## [EXERCISE DATA]

-*-

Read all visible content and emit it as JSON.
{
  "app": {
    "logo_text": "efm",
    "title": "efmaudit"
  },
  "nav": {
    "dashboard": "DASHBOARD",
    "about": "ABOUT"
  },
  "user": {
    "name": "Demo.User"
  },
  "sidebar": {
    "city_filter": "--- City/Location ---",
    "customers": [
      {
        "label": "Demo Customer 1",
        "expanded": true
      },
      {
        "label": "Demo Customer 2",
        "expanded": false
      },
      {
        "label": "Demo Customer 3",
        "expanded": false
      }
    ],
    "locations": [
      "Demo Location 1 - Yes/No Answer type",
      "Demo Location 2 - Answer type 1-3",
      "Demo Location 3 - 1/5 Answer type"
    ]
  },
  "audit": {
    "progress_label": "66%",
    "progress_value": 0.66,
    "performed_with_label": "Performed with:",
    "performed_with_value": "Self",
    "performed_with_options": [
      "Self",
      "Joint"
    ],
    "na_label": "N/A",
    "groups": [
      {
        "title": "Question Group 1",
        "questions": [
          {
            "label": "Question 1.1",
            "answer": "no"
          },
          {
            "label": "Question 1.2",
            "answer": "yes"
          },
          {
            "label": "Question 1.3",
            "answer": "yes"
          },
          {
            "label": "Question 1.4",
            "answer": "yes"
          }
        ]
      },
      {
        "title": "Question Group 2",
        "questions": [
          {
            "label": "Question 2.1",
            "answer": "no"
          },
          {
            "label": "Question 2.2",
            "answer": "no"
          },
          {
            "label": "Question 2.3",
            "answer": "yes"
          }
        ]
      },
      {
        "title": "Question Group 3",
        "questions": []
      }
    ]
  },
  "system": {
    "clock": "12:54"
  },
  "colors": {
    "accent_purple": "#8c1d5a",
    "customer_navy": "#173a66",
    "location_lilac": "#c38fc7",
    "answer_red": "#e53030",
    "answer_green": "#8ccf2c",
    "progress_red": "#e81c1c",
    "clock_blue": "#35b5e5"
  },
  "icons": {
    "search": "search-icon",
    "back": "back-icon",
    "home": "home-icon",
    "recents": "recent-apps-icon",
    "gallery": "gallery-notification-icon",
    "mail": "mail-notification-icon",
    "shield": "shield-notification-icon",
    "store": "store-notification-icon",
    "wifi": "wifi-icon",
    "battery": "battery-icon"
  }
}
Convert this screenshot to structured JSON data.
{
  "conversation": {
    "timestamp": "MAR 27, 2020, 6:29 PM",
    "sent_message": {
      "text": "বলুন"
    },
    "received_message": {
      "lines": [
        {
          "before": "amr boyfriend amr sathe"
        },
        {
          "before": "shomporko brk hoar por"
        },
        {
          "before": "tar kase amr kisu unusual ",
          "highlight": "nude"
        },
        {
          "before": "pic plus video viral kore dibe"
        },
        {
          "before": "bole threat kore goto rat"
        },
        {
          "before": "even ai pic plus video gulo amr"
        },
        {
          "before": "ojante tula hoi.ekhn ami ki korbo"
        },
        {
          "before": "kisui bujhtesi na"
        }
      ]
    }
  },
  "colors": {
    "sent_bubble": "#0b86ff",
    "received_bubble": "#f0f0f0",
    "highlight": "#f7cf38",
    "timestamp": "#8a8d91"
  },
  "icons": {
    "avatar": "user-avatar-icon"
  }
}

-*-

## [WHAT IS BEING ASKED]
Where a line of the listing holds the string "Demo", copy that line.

## [ANSWER SECTION]
    "name": "Demo.User"
        "label": "Demo Customer 1",
        "label": "Demo Customer 2",
        "label": "Demo Customer 3",
      "Demo Location 1 - Yes/No Answer type",
      "Demo Location 2 - Answer type 1-3",
      "Demo Location 3 - 1/5 Answer type"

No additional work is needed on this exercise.